Spanish conquistador Hernando de Soto dies in American wilderness

On the banks of the Mississippi River in present-day Louisiana, Spanish conquistador Hernando de Soto dies, ending a three-year journey for gold that took him halfway across what is now the United States. In order that local peoples would not learn of his death, and thus disprove ...read more

American Red Cross founded

In Washington, D.C., humanitarians Clara Barton and Adolphus Solomons found the American National Red Cross, an organization established to provide humanitarian aid to victims of wars and natural disasters in congruence with the International Red Cross. Barton, born in ...read more

Nazis kill “unfit” people in East Prussia

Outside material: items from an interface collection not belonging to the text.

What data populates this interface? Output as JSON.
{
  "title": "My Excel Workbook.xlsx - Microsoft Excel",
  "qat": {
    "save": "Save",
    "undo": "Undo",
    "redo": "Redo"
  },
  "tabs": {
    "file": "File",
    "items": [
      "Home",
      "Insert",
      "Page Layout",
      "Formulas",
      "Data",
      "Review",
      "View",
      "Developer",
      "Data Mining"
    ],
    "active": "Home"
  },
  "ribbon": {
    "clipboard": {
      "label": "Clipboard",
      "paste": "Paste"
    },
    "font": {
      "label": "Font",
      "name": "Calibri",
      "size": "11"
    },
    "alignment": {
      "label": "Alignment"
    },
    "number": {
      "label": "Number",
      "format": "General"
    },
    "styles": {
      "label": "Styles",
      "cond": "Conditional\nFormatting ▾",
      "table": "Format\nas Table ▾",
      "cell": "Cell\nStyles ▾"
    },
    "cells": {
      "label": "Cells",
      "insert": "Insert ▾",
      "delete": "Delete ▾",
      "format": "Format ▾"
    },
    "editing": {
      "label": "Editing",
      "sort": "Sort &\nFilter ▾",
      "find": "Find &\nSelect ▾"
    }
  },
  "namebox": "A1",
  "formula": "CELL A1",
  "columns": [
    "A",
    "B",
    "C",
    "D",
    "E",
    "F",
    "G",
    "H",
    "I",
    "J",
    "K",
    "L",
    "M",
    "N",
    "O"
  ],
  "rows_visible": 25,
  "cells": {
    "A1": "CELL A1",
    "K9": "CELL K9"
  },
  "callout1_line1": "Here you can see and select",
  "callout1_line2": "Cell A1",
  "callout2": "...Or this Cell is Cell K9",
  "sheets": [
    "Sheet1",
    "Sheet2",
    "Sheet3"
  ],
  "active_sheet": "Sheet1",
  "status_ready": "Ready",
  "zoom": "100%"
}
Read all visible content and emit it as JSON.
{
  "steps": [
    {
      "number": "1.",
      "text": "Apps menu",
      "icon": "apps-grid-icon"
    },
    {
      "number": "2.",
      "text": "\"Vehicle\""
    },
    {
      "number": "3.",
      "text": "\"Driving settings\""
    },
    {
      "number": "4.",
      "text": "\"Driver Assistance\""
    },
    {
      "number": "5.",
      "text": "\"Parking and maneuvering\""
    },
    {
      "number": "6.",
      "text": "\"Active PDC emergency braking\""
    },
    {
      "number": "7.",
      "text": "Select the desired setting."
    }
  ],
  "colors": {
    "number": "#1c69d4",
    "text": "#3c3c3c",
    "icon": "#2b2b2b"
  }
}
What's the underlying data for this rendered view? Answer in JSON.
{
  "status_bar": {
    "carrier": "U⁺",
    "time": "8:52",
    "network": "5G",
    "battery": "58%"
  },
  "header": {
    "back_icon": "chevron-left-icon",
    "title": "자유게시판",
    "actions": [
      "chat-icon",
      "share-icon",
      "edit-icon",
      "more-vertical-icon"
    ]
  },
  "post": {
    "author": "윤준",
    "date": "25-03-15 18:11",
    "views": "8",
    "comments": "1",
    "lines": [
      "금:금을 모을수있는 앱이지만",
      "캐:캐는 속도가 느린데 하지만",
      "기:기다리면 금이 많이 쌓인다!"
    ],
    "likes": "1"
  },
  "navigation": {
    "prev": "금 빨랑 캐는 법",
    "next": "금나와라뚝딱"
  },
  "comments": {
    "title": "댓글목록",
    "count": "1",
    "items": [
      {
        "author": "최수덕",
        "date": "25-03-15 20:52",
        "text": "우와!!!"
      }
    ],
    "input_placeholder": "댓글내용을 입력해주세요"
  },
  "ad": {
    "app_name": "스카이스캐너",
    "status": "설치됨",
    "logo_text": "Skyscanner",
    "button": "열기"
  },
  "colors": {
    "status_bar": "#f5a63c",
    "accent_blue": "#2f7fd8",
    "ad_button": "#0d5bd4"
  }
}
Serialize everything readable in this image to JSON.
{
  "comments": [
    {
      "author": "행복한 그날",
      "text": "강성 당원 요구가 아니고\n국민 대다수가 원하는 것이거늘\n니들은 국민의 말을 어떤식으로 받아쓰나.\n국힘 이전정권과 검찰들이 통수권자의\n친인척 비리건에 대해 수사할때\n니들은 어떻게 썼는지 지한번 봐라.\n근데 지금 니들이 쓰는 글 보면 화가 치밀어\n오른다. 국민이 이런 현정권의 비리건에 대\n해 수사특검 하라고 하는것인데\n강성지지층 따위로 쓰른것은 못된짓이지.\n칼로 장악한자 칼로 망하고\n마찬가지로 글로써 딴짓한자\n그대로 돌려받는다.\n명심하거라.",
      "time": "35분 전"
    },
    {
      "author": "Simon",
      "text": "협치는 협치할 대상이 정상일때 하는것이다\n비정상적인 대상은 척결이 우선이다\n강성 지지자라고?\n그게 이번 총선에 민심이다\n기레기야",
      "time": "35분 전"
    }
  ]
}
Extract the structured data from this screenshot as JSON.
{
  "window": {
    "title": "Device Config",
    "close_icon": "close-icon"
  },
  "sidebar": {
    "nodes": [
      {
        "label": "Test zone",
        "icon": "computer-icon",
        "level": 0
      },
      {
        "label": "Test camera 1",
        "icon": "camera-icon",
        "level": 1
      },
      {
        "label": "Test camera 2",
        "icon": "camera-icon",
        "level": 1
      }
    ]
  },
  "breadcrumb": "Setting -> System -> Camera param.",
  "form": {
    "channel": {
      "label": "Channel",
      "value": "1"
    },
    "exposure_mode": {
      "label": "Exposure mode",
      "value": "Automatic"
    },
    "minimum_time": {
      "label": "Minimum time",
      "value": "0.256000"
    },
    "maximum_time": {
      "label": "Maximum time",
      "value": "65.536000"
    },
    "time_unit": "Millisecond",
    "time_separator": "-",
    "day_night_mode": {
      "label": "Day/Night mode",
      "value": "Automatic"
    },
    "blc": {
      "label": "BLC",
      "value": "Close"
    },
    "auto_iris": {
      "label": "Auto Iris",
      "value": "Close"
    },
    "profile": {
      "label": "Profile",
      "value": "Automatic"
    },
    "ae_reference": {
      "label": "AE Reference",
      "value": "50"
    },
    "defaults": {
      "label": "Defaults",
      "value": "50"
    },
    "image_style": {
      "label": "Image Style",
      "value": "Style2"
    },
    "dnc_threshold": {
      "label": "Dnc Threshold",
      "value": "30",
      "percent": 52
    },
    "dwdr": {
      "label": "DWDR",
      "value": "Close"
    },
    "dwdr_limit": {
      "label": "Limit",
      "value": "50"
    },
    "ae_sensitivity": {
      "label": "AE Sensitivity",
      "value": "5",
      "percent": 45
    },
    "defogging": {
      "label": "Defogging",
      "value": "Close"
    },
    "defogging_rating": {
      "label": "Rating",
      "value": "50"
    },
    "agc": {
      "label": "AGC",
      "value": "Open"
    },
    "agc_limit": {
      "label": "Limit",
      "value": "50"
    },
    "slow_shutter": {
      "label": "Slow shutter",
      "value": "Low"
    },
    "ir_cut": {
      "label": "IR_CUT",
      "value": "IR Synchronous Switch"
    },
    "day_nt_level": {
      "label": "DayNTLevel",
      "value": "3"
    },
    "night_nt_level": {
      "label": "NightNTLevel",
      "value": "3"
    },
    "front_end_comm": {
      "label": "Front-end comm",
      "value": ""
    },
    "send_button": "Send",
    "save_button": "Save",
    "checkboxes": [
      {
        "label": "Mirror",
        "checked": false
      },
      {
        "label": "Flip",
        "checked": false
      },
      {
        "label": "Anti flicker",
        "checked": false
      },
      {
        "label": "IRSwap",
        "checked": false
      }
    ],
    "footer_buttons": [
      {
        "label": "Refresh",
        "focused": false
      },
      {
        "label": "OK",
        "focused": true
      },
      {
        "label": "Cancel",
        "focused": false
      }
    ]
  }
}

On May 21, 1940, a “special unit” carries out its mission-and murders more than 1,500 hospital patients in East Prussia. Mentally ill patients from throughout East Prussia had been transferred to the district of Soldau, also in East Prussia. A special military unit, basically a ...read more

French troops occupy Fez, sparking second Moroccan Crisis

Six years after the First Moroccan Crisis, during which Kaiser Wilhelm’s sensational appearance in Morocco provoked international outrage and led to a strengthening of the bonds between Britain and France against Germany, French troops occupy the Moroccan city of Fez on May 21, ...read more

Former president James Garfield’s spine put on display

On May 21, 2000, the bones of President James Garfield’s spine are on display for a final day at the National Museum of Health and Medicine in Washington, D.C. The exhibit featured medical oddities from the museum’s archives. The British medical journal The Lancet published a ...read more

Black Spanish explorer Estevan is reported killed

Word reaches Fray Marcos that Native Americans have killed his guide Estevan, a Black enslaved man who was the first non-Indian to visit the pueblo lands of the American Southwest. Thought to have been born sometime around 1500 on the west coast of Morocco, Estevan was sold to ...read more

Soap star Susan Lucci wins first Emmy after 19 nominations

“The streak is over…Susan Lucci!” announces Shemar Moore of The Young and the Restless on this night in 1999, right before presenting the Daytime Emmy Award for Best Actress to the tearful star of ABC’s All My Children. The award was Lucci’s first win in 19 straight years of ...read more

Huge earthquake hits Chile

On May 21, 1960, the first tremor of a series hits Valdivia, Chile. By the time they end, the quakes and their aftereffects kill 5,000 people and leave another 2 million homeless. Registering a magnitude of 7.6, the first earthquake was powerful and killed several people. It ...read more

Long Island Lolita is arrested

Amy Fisher, the so-called “Long Island Lolita,” is arrested for shooting Mary Jo Buttafuoco on the front porch of her Massapequa, New York, home. Fisher, only 17 at the time of the shooting, was having an affair with 38-year-old Joey Buttafuoco, Mary Jo’s husband. The tawdry ...read more

Murderers Leopold and Loeb gain national attention

Fourteen-year-old Bobby Franks is abducted from a Chicago, Illinois, street and killed in what later proves to be one of the most unusual murders in American history. The killers, Nathan Leopold and Richard Loeb, were wealthy and intelligent teenagers whose sole motive for ...read more

United States drops hydrogen bomb over Bikini Atoll

The United States conducts the first airborne test of an improved hydrogen bomb, dropping it from a plane over the tiny island of Namu in the Bikini Atoll in the Pacific Ocean on May 21, 1956. The successful test indicated that hydrogen bombs were viable airborne weapons and that ...read more

Connecticut enacts first speed-limit law

On May 21, 1901, Connecticut becomes the first state to pass a law regulating motor vehicles, limiting their speed to 12 mph in cities and 15 mph on country roads. Speed limits had been set earlier in the United States for non-motorized vehicles: In 1652, the colony of New ...read more

Lenape Indians abduct Mary Campbell from western Pennsylvania

On May 21, 1758, 10-year-old Mary Campbell is abducted from her home in Cumberland County, Pennsylvania, by Lenape Indians; she becomes an icon of the French and Indian War. After her abduction, Campbell lived among the family of Chief Netawatwees in the Ohio Valley. In October ...read more